The main thrust of appellant's argument is based on West Virginia Pulp & Paper Co. v. United States, 4th Cir., 1952, 200 F.2d 100, and United States v. Grizzard, 219 U.S. 180, 31 S.Ct. 162, 55 L.Ed. 165, both of which included as compensable items of damage the deleterious effects on the untaken lands resulting from the use made by the Government of the lands described and taken in condemnation. This Court is in full accord with these cases, but must distinguish the present case in that the use to which the United States intended and announced for the 492 acre tract did not necessarily include, intend or anticipate the resulting shoaling in Beach Creek. Indeed, such a result was not reasonably foreseeable by either party at the time of taking. Had such shoaling been foreseeable as a necessary result, the depositing of spoil could have been placed elsewhere on the tract or, in the alternative, shoaling of Beach Creek could have been prevented by the proper placing of a dike.

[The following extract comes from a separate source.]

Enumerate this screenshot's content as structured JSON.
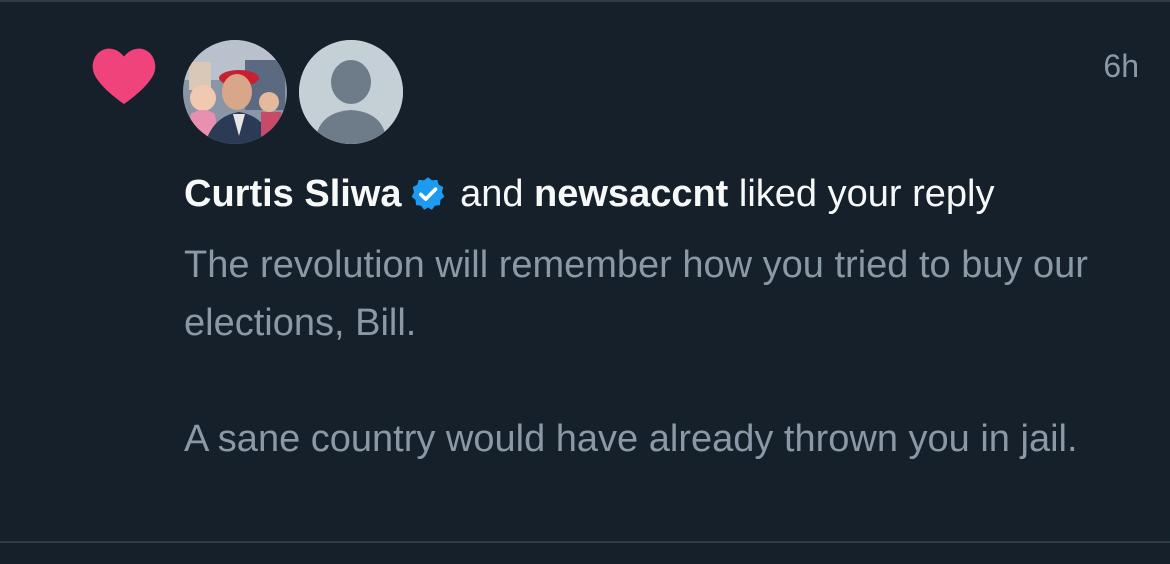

Had shoaling been found a necessary result of the taking, then this Court could agree that appellant's damage by use concept would be much more persuasive. On the other hand shoaling might never have occurred. Every condemnation action cannot be opened for the inclusion of subsequent damages which may actually result although not plainly demonstrable at the time of taking. There must be a cutoff period in condemnation suits in order for the determination of fair compensation to all parties involved. Damages arising after the date of taking may actually amount to a taking, but Congress has provided other remedial rights for such eventualities.


This Court has in a number of condemnation cases1 spelled out clearly that the Government can only be made to take that which is described in the declaration of taking. In the present case the Government described its taking of 492 acres with boundaries extending up to but not including Beach Creek. It was only after the date of taking that shoaling began in Beach Creek and even then not as a necessary or anticipated result of such taking.


The Government contends that appellant's property was always subject to a dominant servitude and that appellant did not have a vested right to have this navigable stream remain fixed and unaltered. Be that as it may, we have only to decide if such use damage is part of the fair compensation at the time of taking in a condemnation suit. It is the decision of this Court that such is not the case and any resulting damage from the shoaling of Beach Creek must be sought in a subsequent proceeding separate from the original condemnation suit and to be determined on its merits.


The judgment of the district court is, therefore,





United States v. 452 Acres of Land, more or less, in Santa Rosa County, State of Florida, D.C.Fla., 207 F.Supp. 323 (1962) and United States v. Brondum, 272 F.2d 642 (5th Cir. 1959)